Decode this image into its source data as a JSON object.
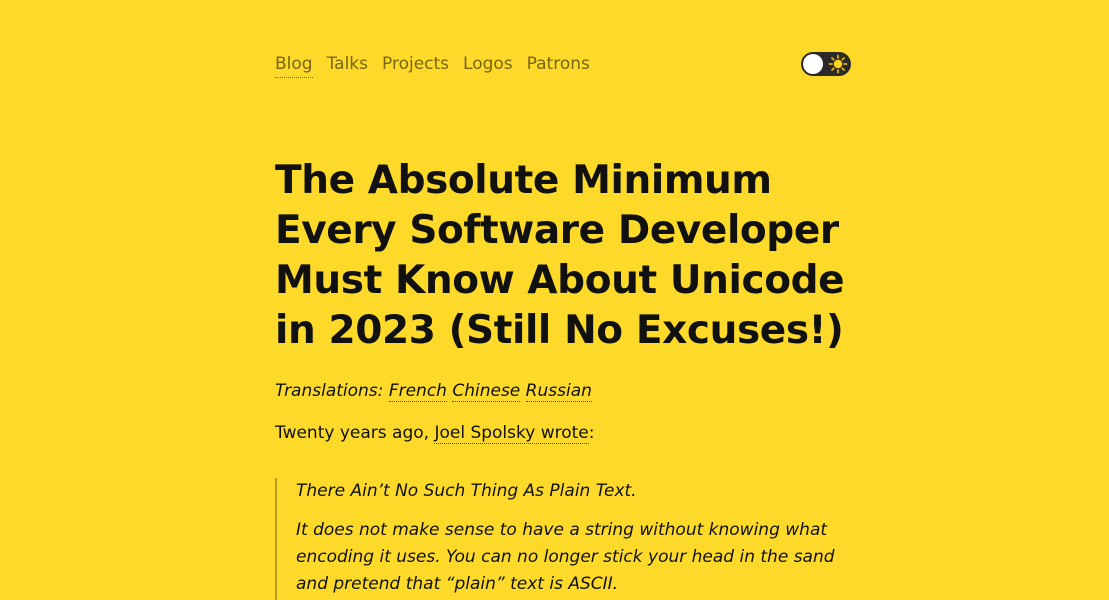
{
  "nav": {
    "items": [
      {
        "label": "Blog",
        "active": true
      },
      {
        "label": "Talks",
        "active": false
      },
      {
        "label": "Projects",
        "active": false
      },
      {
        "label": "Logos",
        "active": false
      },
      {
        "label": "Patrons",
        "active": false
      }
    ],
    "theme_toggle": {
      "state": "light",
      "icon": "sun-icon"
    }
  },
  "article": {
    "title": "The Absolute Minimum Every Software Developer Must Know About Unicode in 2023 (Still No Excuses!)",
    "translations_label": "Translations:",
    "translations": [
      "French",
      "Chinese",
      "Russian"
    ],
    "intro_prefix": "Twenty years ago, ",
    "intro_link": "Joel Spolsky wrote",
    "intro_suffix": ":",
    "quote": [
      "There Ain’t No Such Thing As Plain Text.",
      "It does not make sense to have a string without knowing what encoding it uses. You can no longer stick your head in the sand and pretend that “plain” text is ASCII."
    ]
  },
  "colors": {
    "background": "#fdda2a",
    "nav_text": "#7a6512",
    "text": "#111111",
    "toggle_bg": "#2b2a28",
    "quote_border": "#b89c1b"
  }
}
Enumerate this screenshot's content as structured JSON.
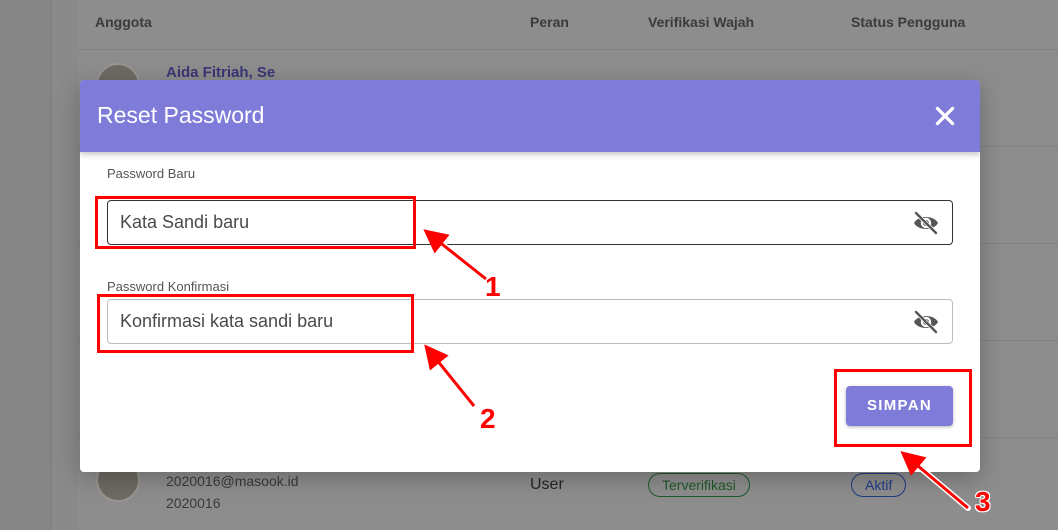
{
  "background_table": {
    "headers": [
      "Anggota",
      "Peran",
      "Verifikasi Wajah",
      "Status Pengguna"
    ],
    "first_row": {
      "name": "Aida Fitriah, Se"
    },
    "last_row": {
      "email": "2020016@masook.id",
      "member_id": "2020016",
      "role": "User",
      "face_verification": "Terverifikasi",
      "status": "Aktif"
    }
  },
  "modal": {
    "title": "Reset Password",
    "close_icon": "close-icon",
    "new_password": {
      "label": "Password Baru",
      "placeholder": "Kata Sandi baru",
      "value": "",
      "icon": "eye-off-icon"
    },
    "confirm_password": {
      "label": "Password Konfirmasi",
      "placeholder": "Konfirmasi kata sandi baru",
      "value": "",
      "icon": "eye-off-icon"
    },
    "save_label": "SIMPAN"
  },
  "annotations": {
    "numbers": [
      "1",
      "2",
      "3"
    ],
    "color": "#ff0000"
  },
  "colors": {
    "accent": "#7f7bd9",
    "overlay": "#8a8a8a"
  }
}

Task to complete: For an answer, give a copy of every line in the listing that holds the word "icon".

Result for this exercise:
      "icon": "sun-icon"
    "close_icon": "close-icon",
      "icon": "eye-off-icon"
      "icon": "eye-off-icon"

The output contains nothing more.